There is a fascinating juxtaposition of verses from Genesis concerning the consequences of the fall of man. The curse for the man involved a cursing of the ground, so that he would have to toil for every scrap of food, working hard for the rest of his life simply to eat. This is confirmed by Lamech’s comments, the father of Noah:

28 When Lamech had lived 182 years, he had a son. 29 He named him Noah and said, "He will comfort us in the labor and painful toil of our hands caused by the ground the LORD has cursed."

The actual curse from Genesis 3 is as follows:

17 To Adam he said, "Because you listened to your wife and ate from the tree about which I commanded you, 'You must not eat of it,' Cursed is the ground because of you; through painful toil you will eat of it all the days of your life. 18 It will produce thorns and thistles for you, and you will eat the plants of the field. 19 By the sweat of your brow you will eat your food until you return to the ground, since from it you were taken; for dust you are and to dust you will return."

After the flood, when Noah, son of Lamech, came out of the ark, God said in Genesis 8:

20 Then Noah built an altar to the LORD and, taking some of all the clean animals and clean birds, he sacrificed burnt offerings on it. 21 The LORD smelled the pleasing aroma and said in his heart: "Never again will I curse the ground because of man, even though every inclination of his heart is evil from childhood.

So then, is the curse of the fall toward the man lifted? It certainly seems so from the context. History would also confirm this, because most of us, though having to work for a living, have an overabundance of food, and the ground is incredibly productive, allowing few of us to be farmers, and all of us to fulfill God’s desire to “fill the earth” with people.

So what now of the curse to the woman? Pain in childbirth can certainly be lessened by modern medicine, though childbirth for most women in the world is still the most dangerous experience of their lives. What of the rest of the curse from Genesis 3?:

16 To the woman he said, "I will greatly increase your pains in childbearing; with pain you will give birth to children. Your desire will be for your husband, and he will rule over you."

One has to ask the question, ‘Of all the consequences in the human experience mentioned in the curses from the fall, is the curse of the husband ruling over his wife the only one not to be lifted from the shoulders of mankind?’ Clearly we are not referring to the consequence of sin that fell upon all mankind through the first Adam, and was lifted at the cost of the suffering of the second Adam. I conclude that any sense of a man or husband ruling over a woman or wife can only be seen to be a curse, and not God’s plan or desire. We are redeemed people, and we should live as such, co-heirs with Christ.

Sunday, January 10, 2010

Bed Bugs!

Bed Bugs--a Drabble (100 word story)

“Please! Check under the bed,” the little brat brawled.
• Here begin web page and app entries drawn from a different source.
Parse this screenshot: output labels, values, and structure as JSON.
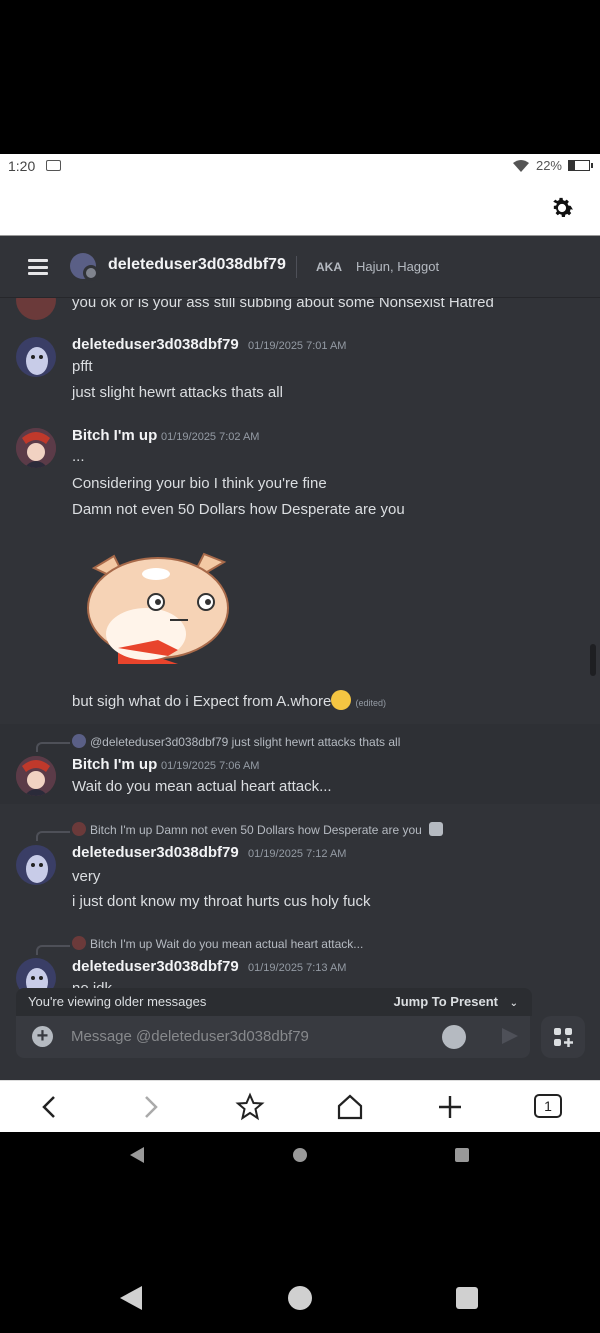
{
  "status": {
    "time": "1:20",
    "battery": "22%"
  },
  "discord": {
    "header": {
      "username": "deleteduser3d038dbf79",
      "aka_label": "AKA",
      "aka_names": "Hajun, Haggot"
    },
    "messages": [
      {
        "text": "you ok or is your ass still subbing about some Nonsexist Hatred"
      },
      {
        "author": "deleteduser3d038dbf79",
        "time": "01/19/2025 7:01 AM",
        "lines": [
          "pfft",
          "just slight hewrt attacks thats all"
        ]
      },
      {
        "author": "Bitch I'm up",
        "time": "01/19/2025 7:02 AM",
        "lines": [
          "...",
          "Considering your bio I think you're fine",
          "Damn not even 50 Dollars how Desperate are you"
        ]
      },
      {
        "text": "but sigh what do i Expect from A.whore",
        "edited": "(edited)"
      },
      {
        "reply": "@deleteduser3d038dbf79 just slight hewrt attacks thats all",
        "author": "Bitch I'm up",
        "time": "01/19/2025 7:06 AM",
        "lines": [
          "Wait do you mean actual heart attack..."
        ]
      },
      {
        "reply": "Bitch I'm up Damn not even 50 Dollars how Desperate are you",
        "author": "deleteduser3d038dbf79",
        "time": "01/19/2025 7:12 AM",
        "lines": [
          "very",
          "i just dont know my throat hurts cus holy fuck"
        ]
      },
      {
        "reply": "Bitch I'm up Wait do you mean actual heart attack...",
        "author": "deleteduser3d038dbf79",
        "time": "01/19/2025 7:13 AM",
        "lines": [
          "no idk"
        ]
      }
    ],
    "older_notice": "You're viewing older messages",
    "jump_label": "Jump To Present",
    "composer_placeholder": "Message @deleteduser3d038dbf79"
  },
  "browser": {
    "tab_count": "1"
  },
  "icons": [
    "gear-icon",
    "hamburger-icon",
    "emoji-icon",
    "send-icon",
    "apps-icon",
    "back-icon",
    "forward-icon",
    "star-icon",
    "home-icon",
    "plus-icon",
    "tabs-icon"
  ]
}
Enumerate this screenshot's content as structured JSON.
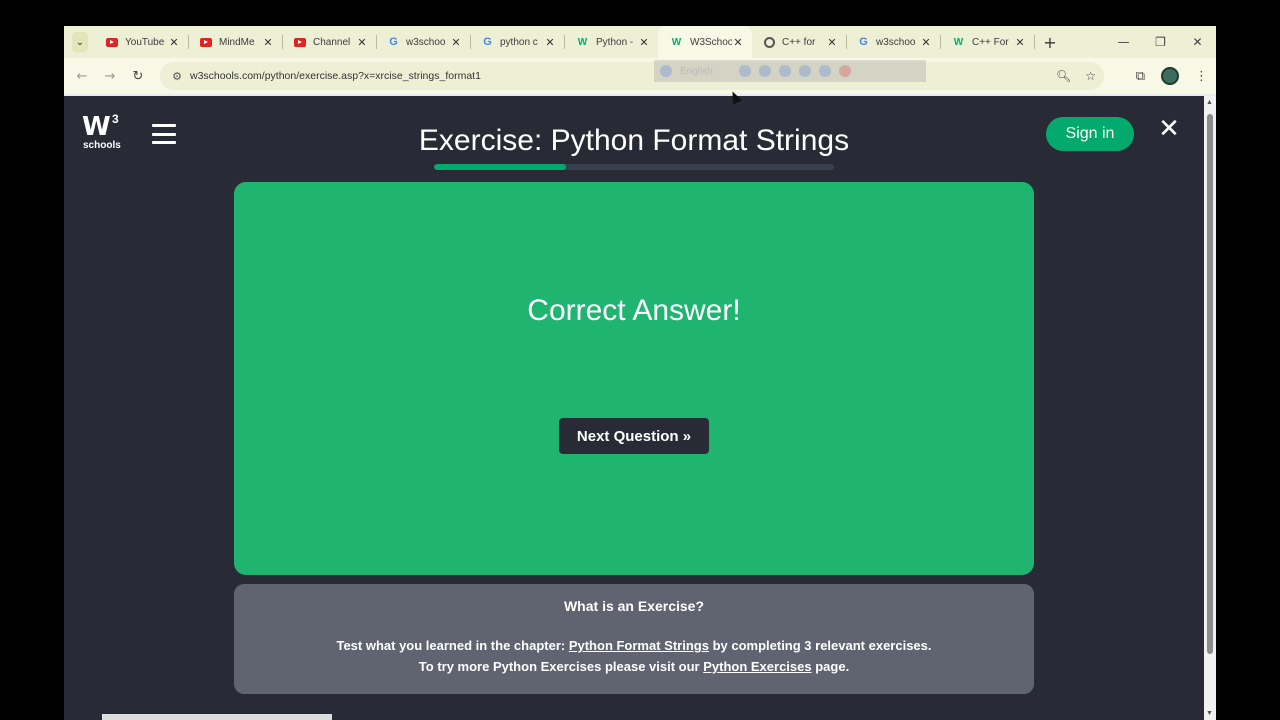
{
  "browser": {
    "tabs": [
      {
        "label": "YouTube",
        "icon": "youtube-icon"
      },
      {
        "label": "MindMe",
        "icon": "youtube-icon"
      },
      {
        "label": "Channel",
        "icon": "youtube-icon"
      },
      {
        "label": "w3schoo",
        "icon": "google-icon"
      },
      {
        "label": "python c",
        "icon": "google-icon"
      },
      {
        "label": "Python -",
        "icon": "w3schools-icon"
      },
      {
        "label": "W3Schoo",
        "icon": "w3schools-icon",
        "active": true
      },
      {
        "label": "C++ for",
        "icon": "chatgpt-icon"
      },
      {
        "label": "w3schoo",
        "icon": "google-icon"
      },
      {
        "label": "C++ For",
        "icon": "w3schools-icon"
      }
    ],
    "url": "w3schools.com/python/exercise.asp?x=xrcise_strings_format1",
    "translate_language": "English"
  },
  "site": {
    "logo_mark": "W",
    "logo_sup": "3",
    "logo_text": "schools",
    "signin_label": "Sign in"
  },
  "exercise": {
    "title": "Exercise: Python Format Strings",
    "progress": 0.33,
    "result_message": "Correct Answer!",
    "next_button": "Next Question »"
  },
  "info": {
    "heading": "What is an Exercise?",
    "line1_pre": "Test what you learned in the chapter: ",
    "line1_link": "Python Format Strings",
    "line1_post": " by completing 3 relevant exercises.",
    "line2_pre": "To try more Python Exercises please visit our ",
    "line2_link": "Python Exercises",
    "line2_post": " page."
  },
  "colors": {
    "accent": "#04aa6d",
    "card": "#1fb571",
    "page_bg": "#282a35"
  }
}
I stopped, my hand on the door, and sighed. “There are no monsters under the bed.”

“I heard something scraping,” he whined, louder still.

“OK, I will look under the bed if it will make you happy,” I said evenly.

I knelt down, leaning under the bed. A cold, foul vapor crept over my face. Red eyes shifted back and forth in the darkness, and teeth ground.

“No, nothing there,” I said, rising toward the door.

“Good night,” I whispered, turning out the light. “And don’t let the bed bugs bite.”

Hounds of Hell


Delirium. Hydrophobia. Fang marks. Classic rabies. Pentagram tattoo behind the ear? No, no! The Hounds of Hell again.